One of my enduring memories of childhood is sitting with my brother in our living room, watching old Donald Duck cartoons and eating Jello pudding pops. Only the chocolate ones, because the vanilla ones weren’t nearly as good. And when Jello stopped making them (sad!), I moved on to my next favorite frozen pudding-based treat, which involved freezing chocolate (never vanilla) pudding cups solid, then letting them thaw slightly on the counter for that signature slightly-chewy mouthfeel that you can only get from frozen pudding. It was always iffy, though, whether you’d end up with icy crystals or overly-thawed pudding, so that method was never fully satisfactory.
Well, I may not be able to get Jello-brand pudding pops anymore, but I’ve at last found the perfect replacement– homemade pudding pops. I got the recipe for the butterscotch pops from Smitten Kitchen (I swear, I should just rename this blog “Stuff from Smitten Kitchen”), and I’m going to start making these on a regular basis.
I admit, this is just a riff on my Key Lime Pie Tartlets, but I did say at the time that it was possible to add whipped cream to the original recipe to make it fluffier– this is just another application of the concept!
Basically, I whipped 2 cups of heavy cream and folded it into the original mixture, which I augmented with additional lime juice, corn syrup, and sugar to balance out the flavors and keep the texture creamy when frozen. Add some graham cracker crumble and presto– instant key lime pie ice cream!
I’ve had these in the back of my head for ages, and while they didn’t turn out precisely as planned, they did look adorable and taste fantastic, so I’m counting them as a win!
It all started when I saw the boxes of miniature ice cream cones at the grocery store… in Canada. I’d been unable to find the mini cones anywhere near me in the US, but when I saw them on the shelf I recklessly sacrificed suitcase space and picked up three boxes. Totally worth it.
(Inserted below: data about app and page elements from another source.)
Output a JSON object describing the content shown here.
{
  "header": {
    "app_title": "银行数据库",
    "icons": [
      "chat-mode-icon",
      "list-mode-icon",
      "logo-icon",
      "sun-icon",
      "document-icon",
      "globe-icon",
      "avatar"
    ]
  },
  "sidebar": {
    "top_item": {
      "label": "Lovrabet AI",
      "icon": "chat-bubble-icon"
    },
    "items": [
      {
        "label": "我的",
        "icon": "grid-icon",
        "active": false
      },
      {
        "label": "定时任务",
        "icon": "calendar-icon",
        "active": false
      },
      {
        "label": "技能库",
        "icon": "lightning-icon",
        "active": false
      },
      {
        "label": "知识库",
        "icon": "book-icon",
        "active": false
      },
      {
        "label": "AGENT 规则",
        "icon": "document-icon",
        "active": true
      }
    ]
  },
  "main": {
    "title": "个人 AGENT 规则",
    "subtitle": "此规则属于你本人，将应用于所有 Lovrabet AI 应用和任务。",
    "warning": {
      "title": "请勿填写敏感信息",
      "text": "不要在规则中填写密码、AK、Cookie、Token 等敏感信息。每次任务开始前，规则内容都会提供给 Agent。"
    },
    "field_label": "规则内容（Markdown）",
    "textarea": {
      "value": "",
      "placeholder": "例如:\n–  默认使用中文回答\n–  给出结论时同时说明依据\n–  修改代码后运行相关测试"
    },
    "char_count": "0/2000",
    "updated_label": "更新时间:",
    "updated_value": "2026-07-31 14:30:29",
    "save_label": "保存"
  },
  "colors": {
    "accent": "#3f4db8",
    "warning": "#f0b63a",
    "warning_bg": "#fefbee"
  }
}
Then they languished in my cabinets for a few months until I had the opportunity to use them. But the opportunity did arise, first at my annual ice cream social, and then when my daughter was invited to a birthday party this summer. Out came the boxes of cones, out came my bag-ful of frozen cake scraps, and I was all set!
It’s summer, which means that it’s time to make ice cream! I haven’t made ice cream in ages, but I had my annual Ice Cream Social coming up, which meant I needed to get going again!
The first recipe that really caught my eye this season was Alton Brown’s Serious Vanilla Ice Cream. What intrigued me was the addition of peach preserves to the mix, which supposedly don’t affect the vanilla flavor but instead add a unique texture to the ice cream. I was eager to give it a try myself, but was mindful of the fact that plain vanilla wouldn’t necessarily tempt my guests when compared with the more exotic flavors that were sure to be on hand. So I gave the matter some thought and settled on the addition of bourbon-soaked cherries. And then chocolate, because why not?
Yet another use for the candied lemon peel— lemon ice cream! I decided to make this a no-churn recipe, since it’s easier and I don’t have to stress over whether or not my ice cream canister has frozen enough. The result is creamy, delicious, with plenty of zing from the lemon juice and some nice grown-up undertones from the slightly bitter candied peel. Best of all, it takes about ten minutes to mix up and put into the freezer, so for ten minutes of work and a few hours of freeze time, you can enjoy this amazing ice cream!
Hey, everyone! I can hardly believe it, but this is my 200th post on this blog! It’s been just over a year and a half since I started, and you’ve all been a great audience. Thanks for all the support! So, without further ado, my 200th post! (hope it lives up to your expectations)
Mmmm, cannolis… there’s nothing quite like a fresh cannoli when you’re in the mood for something rich, creamy, and decadent. Unless, of course, it’s cannoli ice cream. What’s that, you say? Cannoli ice cream? Sounds amazing, doesn’t it? It totally is. Rich, creamy ricotta ice cream, flecked with orange zest and studded with chocolate chips and pistachios. It really is delicious, and when served in a sugar cone or with a pizzelle cookie, really does taste like a frozen cannoli. I will note, however, that it freezes pretty hard– harder than many homemade ice creams– so you may want to remove the container from the freezer about 10 minutes before serving to make it more scoopable. Totally worth the wait. (the scoop pictured above is a bit small because people ate it all before I got my camera out, not because it was hard to scoop!)
Ready to make some?
These started off as a whim while I was trying to figure out what to do with the pint of ginger ice cream in my freezer. I first considered sauteéing some apples to go over it, but I knew I’d need some sort of crumble topping for texture– and once I had the idea of a baked oatmeal topping it was just a short step to thinking of oatmeal cookies. After those got into my head the apples just sort of fell to the side as unnecessary, as I envisioned adorably tiny bite-sized ice cream sandwiches, made with homemade oatmeal cookies. Who could resist?
Unfortunately, the road to oatmeal-ginger perfection was fraught with hazards, or at least it was by the time I was done with it.